It’s much more plausible to me that there was an extra bell, and the Treasury kept it.
Federal / local discord: Outsiders like me think of the nation’s capital as one place — it’s got the White House, Capitol, monuments and government buildings. Also, people live there.
But Washington is like no other American city — and that difference is rooted in the Constitution.
In 1783 a mob of Revolutionary soldiers, angry about not being paid, stormed the Capitol in Philadelphia. This forced Congress to briefly regroup in exile in New Jersey. As a result, the founding fathers identified the need for a capital city under the control and protection of Congress.
As detailed by James Madison in Federalist Paper #43, Congress felt so strongly about the issue they worked it into the Constitution. Article I, Section 8, Clause 17 stipulates Congress shall have the power: “To exercise exclusive Legislation in all Cases whatsoever, over such District (not exceeding ten Miles square) as may, by Cession of Particular States, and the Acceptance of Congress, become the Seat of the Government of the United States …”
Virginia and Maryland both ceded land and a Capital city, under the control of Congress, was established.
From 1790 to today, District residents have sought more control over their own governance and congressional representation. Washingtonians finally gained the right to vote for president in 1964 and have been able to elect their own mayor only since 1975. Washington — a city the size of Paris with a population bigger than Wyoming or Vermont — pays taxes like the rest of us. But with no voting representation in Congress, DC residents have no say in declaring the wars they fight and die in, or in levying the taxes they pay. The slogan “Taxation without representation” has adorned District license plates since 2000.
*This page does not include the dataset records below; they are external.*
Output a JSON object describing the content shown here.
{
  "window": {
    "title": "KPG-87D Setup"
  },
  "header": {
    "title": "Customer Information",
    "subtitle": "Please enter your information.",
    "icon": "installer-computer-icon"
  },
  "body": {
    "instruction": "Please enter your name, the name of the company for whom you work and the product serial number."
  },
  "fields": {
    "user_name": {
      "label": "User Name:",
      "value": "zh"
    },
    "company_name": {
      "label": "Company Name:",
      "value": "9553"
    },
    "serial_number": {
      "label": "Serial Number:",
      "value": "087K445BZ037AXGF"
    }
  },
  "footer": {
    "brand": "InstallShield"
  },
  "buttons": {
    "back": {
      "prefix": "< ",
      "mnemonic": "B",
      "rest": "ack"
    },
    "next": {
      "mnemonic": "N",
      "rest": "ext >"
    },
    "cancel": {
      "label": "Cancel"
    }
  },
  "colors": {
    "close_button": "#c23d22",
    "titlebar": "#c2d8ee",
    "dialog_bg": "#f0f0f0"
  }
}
There are dozens of separate police departments with jurisdiction over different parts of the city. There is even a website to help protesters identify the various police forces and their respective powers.
In this light, one can totally chalk up the bell’s disappearance to the historic discord between local and federal governance.
Gibson supports this thinking. “The PADC, the (mostly) federal organization that last handled the bell, claims the local DC government lost it, and vice versa.”
Discord between local and federal organizations can not only explain how the bell went missing but also why Washington got two in the first place.
Why does it matter?
Two DC Liberty Bells aren’t really twice as good as one, so what does it matter?
Whether or not the missing Liberty Bell can be found, it can’t be denied that DC residents and millions of visitors are missing out on their chance to see one of our most interesting, if under-appreciated monuments.
Prior to 9/11, the Treasury Bell was accessible to all DC visitors. When I visited in 2007, I learned the street between the White House and Treasury Building had been cordoned off to increase security, cutting off the public’s access to the bell. The photo below was as close as I could get.
In what amounts to just over a ton of irony, our efforts to gain some safety resulted in the loss of the Liberty Bell as an accessible monument.
If you listen to the wind, you can hear the ghost of Ben Franklin slapping his forehead.
The missing bell is likely to stay missing. According to its own plaque, the Treasury bell is part of the 1950 bond drive. By the Treasury’s own declaration, these bells were intended to be displayed in public, non-commercial spaces. Simply put, the Treasury bell has not been fulfilling its intended purpose for the last 17 years.
This can be easily remedied: relocate the bell.
It would be counter to the spirit of the 1950 bond drive for the Treasury to incur any cost related to moving the bell — but there is an easy way to fund such a project.
Surely, the Treasury didn’t budget for the much-publicized donations it recently received. What better way to use that surplus and honor the fiscally responsible spirit of the 1950 bond drive than to spend $50-100k to find a permanent home for DC’s only remaining Liberty Bell replica?